      Fear for sure. And in fear, we hang out doing nothing because it’s less scary.

  • http://www.danerickson.net/ Dan Erickson

    “Get your shift together.” I love it! I might have to steal that phrase. But seriously, you’re right on. We need to see the major paradigm shifts, and one is currently happening. The size, speed, mode of content delivery are all undergoing a huge shift. If we think ahead and creatively, we can ride the edge of the wave on fire and make it work for our own and others’ best interests. – dan

    • http://chrisbrogan.com/ Chris Brogan

      It’s all yours, Dan. Take it and run. : )

  • http://JaredLatigo.com/ Jared Latigo

    Great yet again Chris. This is so true it’s not even funny. Our society really doesn’t see most things that come at us and the people that do get a front row seat to a really great show. It’s awesome to be able to see those shifts that are happening. And frightening when ones creep up on us that we didn’t even notice!

    • http://chrisbrogan.com/ Chris Brogan

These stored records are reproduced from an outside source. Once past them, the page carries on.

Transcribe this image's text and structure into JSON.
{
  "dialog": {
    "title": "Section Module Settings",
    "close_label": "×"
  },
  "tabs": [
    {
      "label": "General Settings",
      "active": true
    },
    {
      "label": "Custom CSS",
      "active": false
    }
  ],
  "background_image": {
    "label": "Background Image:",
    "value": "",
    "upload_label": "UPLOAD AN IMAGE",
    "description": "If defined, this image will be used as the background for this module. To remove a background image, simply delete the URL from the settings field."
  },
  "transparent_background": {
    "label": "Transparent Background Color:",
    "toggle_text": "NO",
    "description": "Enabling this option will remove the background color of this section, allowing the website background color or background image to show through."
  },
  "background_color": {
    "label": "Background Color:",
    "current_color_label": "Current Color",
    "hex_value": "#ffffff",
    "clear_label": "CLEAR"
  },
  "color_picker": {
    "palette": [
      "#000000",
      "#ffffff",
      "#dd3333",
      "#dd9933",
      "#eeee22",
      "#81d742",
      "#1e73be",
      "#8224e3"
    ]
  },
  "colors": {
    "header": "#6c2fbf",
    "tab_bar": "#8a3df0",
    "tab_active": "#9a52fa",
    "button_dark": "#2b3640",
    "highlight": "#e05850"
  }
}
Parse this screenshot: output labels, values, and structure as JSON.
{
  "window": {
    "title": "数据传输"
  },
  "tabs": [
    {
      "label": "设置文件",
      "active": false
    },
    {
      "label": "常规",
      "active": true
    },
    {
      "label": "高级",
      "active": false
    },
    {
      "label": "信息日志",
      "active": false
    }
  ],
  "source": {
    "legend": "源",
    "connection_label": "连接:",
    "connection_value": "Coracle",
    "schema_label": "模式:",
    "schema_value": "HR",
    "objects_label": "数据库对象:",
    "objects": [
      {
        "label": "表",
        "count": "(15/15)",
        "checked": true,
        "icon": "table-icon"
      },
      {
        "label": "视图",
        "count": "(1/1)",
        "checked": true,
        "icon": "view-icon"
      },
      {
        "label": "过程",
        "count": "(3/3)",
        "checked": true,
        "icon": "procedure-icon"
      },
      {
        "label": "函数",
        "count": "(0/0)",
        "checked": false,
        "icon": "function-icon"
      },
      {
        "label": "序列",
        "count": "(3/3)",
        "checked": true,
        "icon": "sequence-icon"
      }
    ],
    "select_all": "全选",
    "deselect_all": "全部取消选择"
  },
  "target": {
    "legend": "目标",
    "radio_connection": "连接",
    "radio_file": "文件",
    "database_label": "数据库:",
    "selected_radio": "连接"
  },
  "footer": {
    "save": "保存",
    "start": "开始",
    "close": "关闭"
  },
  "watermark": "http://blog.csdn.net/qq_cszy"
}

      So accepting that we can’t see what’s coming, it’d be great if we could just accept that we won’t see the future coming, but we shouldn’t hold on to the NOW as a done deal.

      • http://JaredLatigo.com/ Jared Latigo

        For sure. Things will always change. You already mentioned it to someone below but change is only thing that is constant.

  • http://www.dalecallahan.com Dale Callahan

    Great article. Truly an issue of what matters. We used to also care about size of hard drive – now I rather my data be on the web. The danger is trying to hold onto what matters. That is where careers and businesses die.

    • http://chrisbrogan.com/ Chris Brogan

      Exactly! It’d be weird to see a decent justification for drive-side data capture.

  • http://www.heromt.com/ Julie

    This is an exhilarating time to be alive. You said, “the enemy of understanding change and shifts is the mindset that says no one will . . .” I also think the mindset of someone else will take care of . . . hinders individual growth.

    Individuals are the the driver’s seat for change – instead of big groups such as companies, government, etc. That makes it scary for those who resist change or responsibility.

    • http://chrisbrogan.com/ Chris Brogan

      Totally true, Julie. It’s the age of the freaks. : )

  • Steve Markowski

    It doesn’t hurt to attend an occasional meeting where the Strange Ones who see far and deep into the murk are happy to share their visions of the future. Not usually ALL right, but right enough. Timeframe is often a little uncertain.

    Helps to recognize what’s comin’ atcha.

    • http://chrisbrogan.com/ Chris Brogan

      No question, Steve. And I love that thinking. Hang with the outlier types. : )

  • janeleonard

    Not only useful but really useful :)

  • Joseph Ruiz

    Thought provoking Chris isn’t it interesting that we often associate fear with the future, the unknown. Seldom do we feel threatened by staying the same yet that is often where the greatest risk is it’s just comfortable because it’s familiar not certain. ;-)